#### Records supplied:

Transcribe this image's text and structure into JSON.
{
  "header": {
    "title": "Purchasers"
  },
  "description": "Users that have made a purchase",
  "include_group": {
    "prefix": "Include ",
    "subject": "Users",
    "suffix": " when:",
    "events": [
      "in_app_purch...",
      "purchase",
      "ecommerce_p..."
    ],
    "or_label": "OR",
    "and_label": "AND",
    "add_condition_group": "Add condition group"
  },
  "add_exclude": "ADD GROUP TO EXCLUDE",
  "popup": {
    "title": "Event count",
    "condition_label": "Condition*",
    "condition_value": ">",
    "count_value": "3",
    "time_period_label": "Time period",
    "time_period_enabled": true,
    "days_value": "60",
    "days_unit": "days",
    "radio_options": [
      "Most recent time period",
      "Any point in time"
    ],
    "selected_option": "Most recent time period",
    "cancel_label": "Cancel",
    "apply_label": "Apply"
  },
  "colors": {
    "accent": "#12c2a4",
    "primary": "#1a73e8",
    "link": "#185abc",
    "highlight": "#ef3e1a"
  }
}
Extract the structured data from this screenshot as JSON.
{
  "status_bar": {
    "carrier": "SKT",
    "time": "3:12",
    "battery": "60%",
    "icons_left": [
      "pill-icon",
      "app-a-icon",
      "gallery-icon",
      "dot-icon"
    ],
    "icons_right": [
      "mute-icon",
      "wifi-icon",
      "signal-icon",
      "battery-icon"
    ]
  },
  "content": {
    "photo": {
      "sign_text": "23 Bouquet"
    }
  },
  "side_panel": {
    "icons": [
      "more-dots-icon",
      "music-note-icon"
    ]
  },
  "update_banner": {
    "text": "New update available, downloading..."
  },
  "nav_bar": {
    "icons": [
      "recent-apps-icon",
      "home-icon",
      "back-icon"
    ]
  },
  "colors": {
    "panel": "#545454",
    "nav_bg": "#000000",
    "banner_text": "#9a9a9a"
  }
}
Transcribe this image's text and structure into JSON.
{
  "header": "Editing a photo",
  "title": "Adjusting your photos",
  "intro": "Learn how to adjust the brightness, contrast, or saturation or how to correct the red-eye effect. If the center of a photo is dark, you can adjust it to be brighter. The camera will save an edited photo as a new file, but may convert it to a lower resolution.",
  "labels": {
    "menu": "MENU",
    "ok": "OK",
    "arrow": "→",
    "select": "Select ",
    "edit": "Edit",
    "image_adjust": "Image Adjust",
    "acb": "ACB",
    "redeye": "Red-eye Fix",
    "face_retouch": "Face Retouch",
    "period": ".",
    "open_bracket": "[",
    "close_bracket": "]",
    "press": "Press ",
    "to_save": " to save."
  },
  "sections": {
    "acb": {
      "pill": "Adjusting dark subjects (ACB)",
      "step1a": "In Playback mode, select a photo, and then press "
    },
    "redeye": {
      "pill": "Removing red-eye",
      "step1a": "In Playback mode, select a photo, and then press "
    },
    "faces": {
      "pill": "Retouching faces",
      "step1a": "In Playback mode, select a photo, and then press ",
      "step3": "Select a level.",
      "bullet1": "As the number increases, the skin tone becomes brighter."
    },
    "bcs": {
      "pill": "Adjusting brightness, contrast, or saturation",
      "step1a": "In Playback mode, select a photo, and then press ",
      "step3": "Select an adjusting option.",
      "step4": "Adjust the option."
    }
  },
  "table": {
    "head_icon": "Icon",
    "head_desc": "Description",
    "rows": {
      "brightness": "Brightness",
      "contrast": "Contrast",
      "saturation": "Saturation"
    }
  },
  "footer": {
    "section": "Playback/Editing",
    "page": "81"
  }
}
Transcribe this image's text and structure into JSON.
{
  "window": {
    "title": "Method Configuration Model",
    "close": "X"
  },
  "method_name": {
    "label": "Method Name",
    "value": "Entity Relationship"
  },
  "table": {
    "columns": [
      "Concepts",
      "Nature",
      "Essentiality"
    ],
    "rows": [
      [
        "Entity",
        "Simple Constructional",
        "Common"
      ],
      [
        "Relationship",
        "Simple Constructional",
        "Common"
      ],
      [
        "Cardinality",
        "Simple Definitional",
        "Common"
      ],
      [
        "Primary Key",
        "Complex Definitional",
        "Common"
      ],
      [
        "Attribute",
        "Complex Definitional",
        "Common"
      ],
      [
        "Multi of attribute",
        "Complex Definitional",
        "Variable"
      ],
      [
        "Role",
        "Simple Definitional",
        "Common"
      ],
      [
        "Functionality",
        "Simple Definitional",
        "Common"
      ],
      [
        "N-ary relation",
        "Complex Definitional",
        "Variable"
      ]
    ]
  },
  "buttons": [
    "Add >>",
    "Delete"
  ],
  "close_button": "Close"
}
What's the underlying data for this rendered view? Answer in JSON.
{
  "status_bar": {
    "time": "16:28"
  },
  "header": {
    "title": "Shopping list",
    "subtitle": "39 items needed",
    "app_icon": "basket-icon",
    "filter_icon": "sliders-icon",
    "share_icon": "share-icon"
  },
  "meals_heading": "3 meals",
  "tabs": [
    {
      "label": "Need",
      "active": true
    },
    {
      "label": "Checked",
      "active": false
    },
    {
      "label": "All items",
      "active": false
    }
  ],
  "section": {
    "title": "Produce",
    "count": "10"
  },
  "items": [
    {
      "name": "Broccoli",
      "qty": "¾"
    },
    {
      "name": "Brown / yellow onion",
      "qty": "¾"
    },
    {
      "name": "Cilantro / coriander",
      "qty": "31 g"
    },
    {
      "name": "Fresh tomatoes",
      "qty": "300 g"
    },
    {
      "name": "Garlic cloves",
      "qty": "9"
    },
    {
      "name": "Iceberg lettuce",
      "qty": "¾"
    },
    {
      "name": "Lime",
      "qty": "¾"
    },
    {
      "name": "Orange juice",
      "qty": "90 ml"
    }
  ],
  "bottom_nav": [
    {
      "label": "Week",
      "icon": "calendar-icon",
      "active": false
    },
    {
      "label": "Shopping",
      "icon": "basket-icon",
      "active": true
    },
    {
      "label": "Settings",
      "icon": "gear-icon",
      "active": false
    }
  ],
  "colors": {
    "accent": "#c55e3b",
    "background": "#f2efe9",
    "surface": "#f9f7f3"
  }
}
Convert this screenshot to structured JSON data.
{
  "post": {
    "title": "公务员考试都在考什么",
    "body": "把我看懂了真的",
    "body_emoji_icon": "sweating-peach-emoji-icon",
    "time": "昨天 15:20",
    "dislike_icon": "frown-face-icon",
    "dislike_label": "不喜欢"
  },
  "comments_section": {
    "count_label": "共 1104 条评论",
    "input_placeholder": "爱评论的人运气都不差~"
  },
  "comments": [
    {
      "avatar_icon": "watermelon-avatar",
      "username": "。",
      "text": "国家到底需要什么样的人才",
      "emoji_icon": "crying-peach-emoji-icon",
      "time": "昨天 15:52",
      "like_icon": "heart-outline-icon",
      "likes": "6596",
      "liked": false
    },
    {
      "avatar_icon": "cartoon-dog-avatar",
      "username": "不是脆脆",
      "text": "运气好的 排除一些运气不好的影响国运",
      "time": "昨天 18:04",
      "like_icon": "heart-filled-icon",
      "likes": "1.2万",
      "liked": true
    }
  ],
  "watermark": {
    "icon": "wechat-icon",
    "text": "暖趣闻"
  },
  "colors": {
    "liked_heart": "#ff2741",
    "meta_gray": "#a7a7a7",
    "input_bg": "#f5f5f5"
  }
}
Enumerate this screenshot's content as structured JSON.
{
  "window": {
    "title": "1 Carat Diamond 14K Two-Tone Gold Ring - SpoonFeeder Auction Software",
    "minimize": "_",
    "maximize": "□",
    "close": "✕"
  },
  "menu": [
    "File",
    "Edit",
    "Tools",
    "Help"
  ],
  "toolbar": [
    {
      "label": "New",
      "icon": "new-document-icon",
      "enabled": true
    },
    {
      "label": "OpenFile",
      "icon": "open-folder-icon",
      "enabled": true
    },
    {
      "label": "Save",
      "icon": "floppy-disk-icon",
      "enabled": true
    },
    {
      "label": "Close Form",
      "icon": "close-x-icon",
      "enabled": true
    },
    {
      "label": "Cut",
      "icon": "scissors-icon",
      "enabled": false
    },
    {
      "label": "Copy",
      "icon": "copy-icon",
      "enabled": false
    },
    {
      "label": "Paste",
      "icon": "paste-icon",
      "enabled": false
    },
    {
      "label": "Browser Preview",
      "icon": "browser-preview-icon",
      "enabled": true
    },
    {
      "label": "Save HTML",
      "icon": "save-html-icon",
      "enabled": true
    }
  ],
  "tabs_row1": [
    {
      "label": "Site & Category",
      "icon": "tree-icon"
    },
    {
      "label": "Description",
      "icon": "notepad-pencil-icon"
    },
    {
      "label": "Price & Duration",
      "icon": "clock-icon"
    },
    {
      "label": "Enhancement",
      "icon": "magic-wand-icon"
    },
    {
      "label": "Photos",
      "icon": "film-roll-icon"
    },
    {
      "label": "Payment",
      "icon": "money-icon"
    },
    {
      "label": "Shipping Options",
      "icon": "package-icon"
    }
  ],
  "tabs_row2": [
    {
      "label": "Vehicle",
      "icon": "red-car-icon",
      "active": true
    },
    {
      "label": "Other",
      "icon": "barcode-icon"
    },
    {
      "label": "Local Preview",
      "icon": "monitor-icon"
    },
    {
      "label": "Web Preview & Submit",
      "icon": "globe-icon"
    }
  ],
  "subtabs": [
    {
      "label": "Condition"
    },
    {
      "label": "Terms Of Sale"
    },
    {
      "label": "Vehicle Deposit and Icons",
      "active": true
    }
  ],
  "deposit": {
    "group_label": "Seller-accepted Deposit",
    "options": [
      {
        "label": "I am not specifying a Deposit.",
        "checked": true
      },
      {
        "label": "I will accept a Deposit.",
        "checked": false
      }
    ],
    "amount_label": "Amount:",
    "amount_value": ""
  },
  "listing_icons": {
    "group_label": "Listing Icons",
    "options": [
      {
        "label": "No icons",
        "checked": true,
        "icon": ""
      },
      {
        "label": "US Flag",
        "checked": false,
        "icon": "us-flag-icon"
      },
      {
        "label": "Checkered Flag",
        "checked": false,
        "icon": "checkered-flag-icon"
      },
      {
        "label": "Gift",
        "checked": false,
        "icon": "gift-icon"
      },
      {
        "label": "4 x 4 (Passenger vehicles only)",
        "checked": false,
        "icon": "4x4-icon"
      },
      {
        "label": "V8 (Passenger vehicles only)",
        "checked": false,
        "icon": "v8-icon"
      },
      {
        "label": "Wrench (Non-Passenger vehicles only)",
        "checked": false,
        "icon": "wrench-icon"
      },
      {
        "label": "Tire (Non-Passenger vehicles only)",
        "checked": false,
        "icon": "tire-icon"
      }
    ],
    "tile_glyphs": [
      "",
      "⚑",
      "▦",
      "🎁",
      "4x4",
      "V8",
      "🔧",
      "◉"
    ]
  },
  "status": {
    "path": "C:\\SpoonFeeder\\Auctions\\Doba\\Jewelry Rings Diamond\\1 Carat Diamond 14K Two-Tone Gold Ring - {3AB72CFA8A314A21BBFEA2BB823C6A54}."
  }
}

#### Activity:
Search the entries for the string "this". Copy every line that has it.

#### Task response:
Transcribe this image's text and structure into JSON.
Extract the structured data from this screenshot as JSON.
Transcribe this image's text and structure into JSON.
Transcribe this image's text and structure into JSON.
What's the underlying data for this rendered view? Answer in JSON.
Convert this screenshot to structured JSON data.
Enumerate this screenshot's content as structured JSON.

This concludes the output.